The mysterious notes passed urgently between MPs in the Commons on Sept 8 offered the first public indication that something was amiss.
Liz Truss, the Prime Minister, had just delivered an energy statement containing the single biggest economic intervention in British peacetime – but front-bench MPs appeared distracted, whispering to each other with concerned looks.
Sir Keir Starmer, the Labour leader, was delivering his response when Nadhim Zahawi, the Chancellor of the Duchy of Lancaster, entered the chamber and squeezed between Ms Truss and Kwasi Kwarteng, the Chancellor.
He whispered into the Prime Minister’s ear before handing her a note folded into a square. A similar note was passed to Angela Rayner, Sir Keir’s deputy.
Shortly afterwards, at 12.20pm, Buckingham Palace announced that the Queen was unwell and doctors were concerned for her health. Senior members of the Royal family were dashing to her side. Her Majesty died a few hours later.
Ms Rayner has now revealed the contents of the note she passed to Sir Keir and the dilemma she faced as she contemplated how to interrupt him in view of the television cameras.
She told the News Agents podcast, presented by Emily Maitlis and Jon Sopel, that the note, written in “plain English”, said: “The Queen is unwell and Keir needs to leave the chamber as soon as possible to be briefed.”
Describing the moment she first realised the monarch’s death was imminent, she said: “I read between the lines on that, because you don’t get a note saying the Queen is unwell if she’s got a bit of a cough or a cold.”
Ms Rayner said “the gravity” of the situation was underlined by the fact that they were prepared to interrupt such a big moment in Parliament.
“I was trying to get the note to him [Sir Keir] without being too dramatic, but also not knowing exactly what was going on, but I needed to get him out of the chamber,” she added.
“I kept the note and I was trying to think, how am I going to get it to Keir without totally ruining what he’s trying to say, because if someone is trying to give you information when you’re in the middle of speaking it’s the most distracting thing, so I was waiting for the opportunity to do it.”

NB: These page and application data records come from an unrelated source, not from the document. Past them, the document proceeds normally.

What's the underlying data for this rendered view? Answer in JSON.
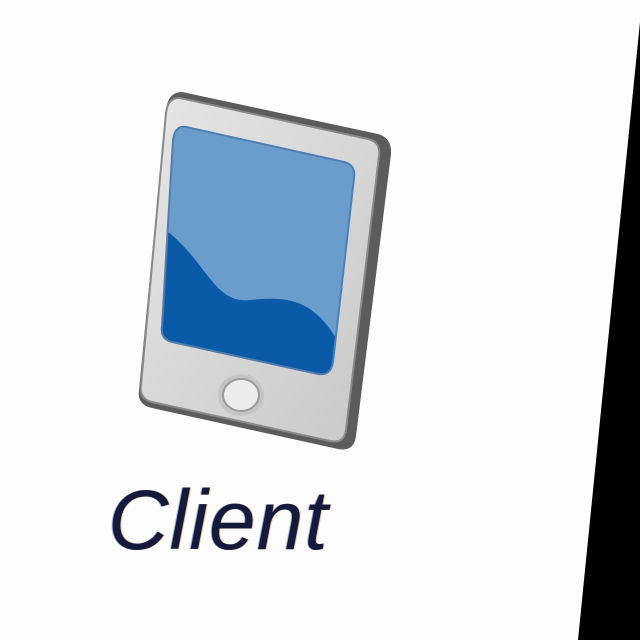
{
  "node": {
    "label": "Client",
    "icon": "tablet-device-icon"
  },
  "colors": {
    "background": "#fdfdfd",
    "label_text": "#161a3a",
    "device_frame": "#d4d4d4",
    "device_edge": "#5c5c5c",
    "screen_light": "#6a9dcc",
    "screen_dark": "#0a5aa8",
    "panel": "#000000"
  }
}
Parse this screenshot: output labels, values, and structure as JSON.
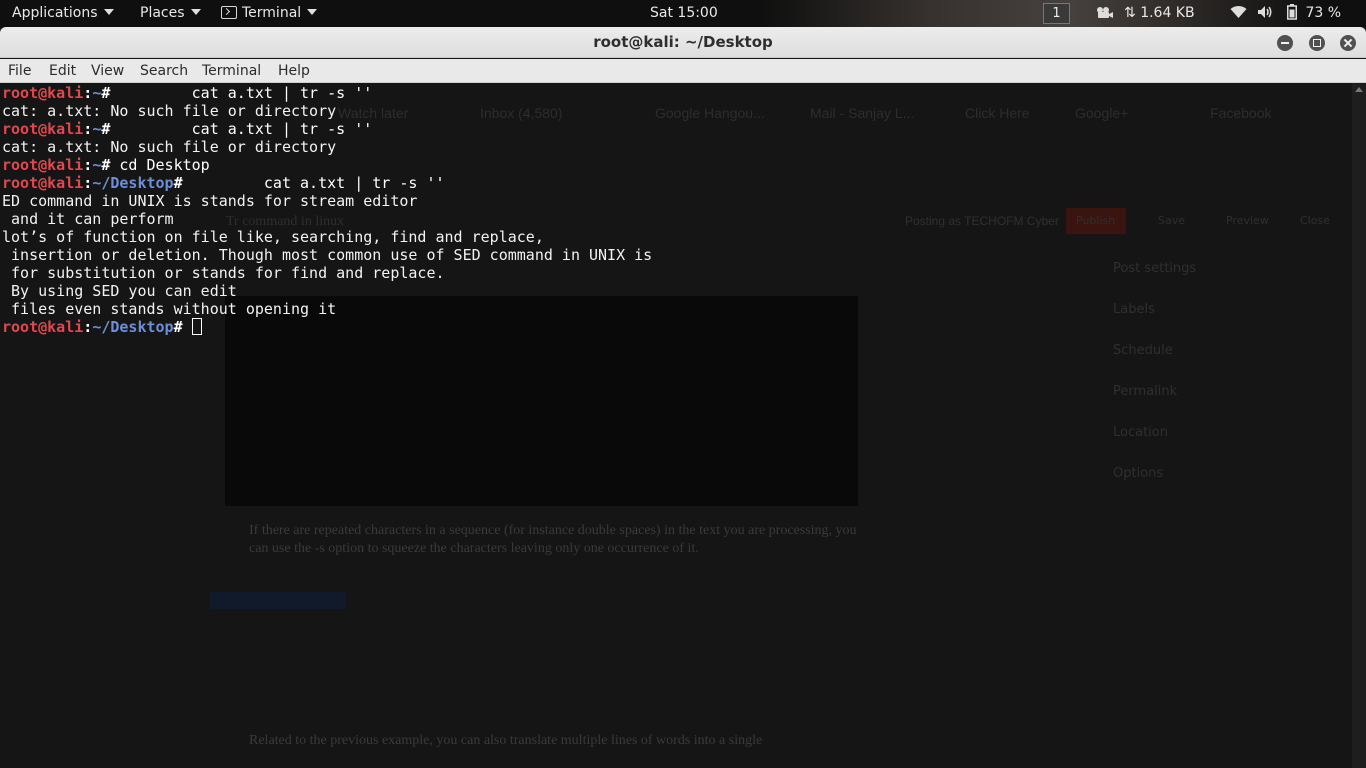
{
  "panel": {
    "applications": "Applications",
    "places": "Places",
    "terminal": "Terminal",
    "clock": "Sat 15:00",
    "workspace": "1",
    "network_speed": "1.64 KB",
    "battery": "73 %"
  },
  "window": {
    "title": "root@kali: ~/Desktop"
  },
  "menu": {
    "file": "File",
    "edit": "Edit",
    "view": "View",
    "search": "Search",
    "terminal": "Terminal",
    "help": "Help"
  },
  "terminal": {
    "lines": [
      {
        "user": "root@kali",
        "sep": ":",
        "path": "~",
        "symbol": "#",
        "cmd": "         cat a.txt | tr -s ''"
      },
      {
        "text": "cat: a.txt: No such file or directory"
      },
      {
        "user": "root@kali",
        "sep": ":",
        "path": "~",
        "symbol": "#",
        "cmd": "         cat a.txt | tr -s ''"
      },
      {
        "text": "cat: a.txt: No such file or directory"
      },
      {
        "user": "root@kali",
        "sep": ":",
        "path": "~",
        "symbol": "#",
        "cmd": " cd Desktop"
      },
      {
        "user": "root@kali",
        "sep": ":",
        "path": "~/Desktop",
        "symbol": "#",
        "cmd": "         cat a.txt | tr -s ''"
      },
      {
        "text": "ED command in UNIX is stands for stream editor"
      },
      {
        "text": " and it can perform"
      },
      {
        "text": "lot’s of function on file like, searching, find and replace,"
      },
      {
        "text": " insertion or deletion. Though most common use of SED command in UNIX is"
      },
      {
        "text": " for substitution or stands for find and replace."
      },
      {
        "text": " By using SED you can edit"
      },
      {
        "text": " files even stands without opening it"
      },
      {
        "user": "root@kali",
        "sep": ":",
        "path": "~/Desktop",
        "symbol": "#",
        "cmd": " ",
        "cursor": true
      }
    ]
  },
  "background": {
    "tabs": [
      "Watch later",
      "Inbox (4,580)",
      "Google Hangou...",
      "Mail - Sanjay L...",
      "Click Here",
      "Google+",
      "Facebook"
    ],
    "post_title": "Tr command in linux",
    "posting_as": "Posting as TECHOFM Cyber",
    "buttons": [
      "Publish",
      "Save",
      "Preview",
      "Close"
    ],
    "sidebar": [
      "Post settings",
      "Labels",
      "Schedule",
      "Permalink",
      "Location",
      "Options"
    ],
    "paragraph1": "If there are repeated characters in a sequence (for instance double spaces) in the text you are processing, you can use the -s option to squeeze the characters leaving only one occurrence of it.",
    "paragraph2": "Related to the previous example, you can also translate multiple lines of words into a single"
  }
}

When Ms Rayner looked over and caught the eye of Sir Lindsay Hoyle, the Commons Speaker, he indicated that she needed to get on with it. “He’s giving me the nod of ‘this is actually quite urgent’,” she said. “So I kind of knew that it was quite an important moment.”
Ms Rayner said she was also concerned about how and when the news of the Queen’s death might emerge and did not want that to happen before Sir Keir had been briefed.
“If Keir was at full throttle when the news broke, then I haven’t protected him from the circumstances,” she added. She said she recognised that events were “going to change everything”.
After leaving the chamber, Ms Rayner and Sir Keir were briefed by Simon Case, the Cabinet Secretary, and learned of the monarch’s death shortly before it was announced that evening at 6.30pm.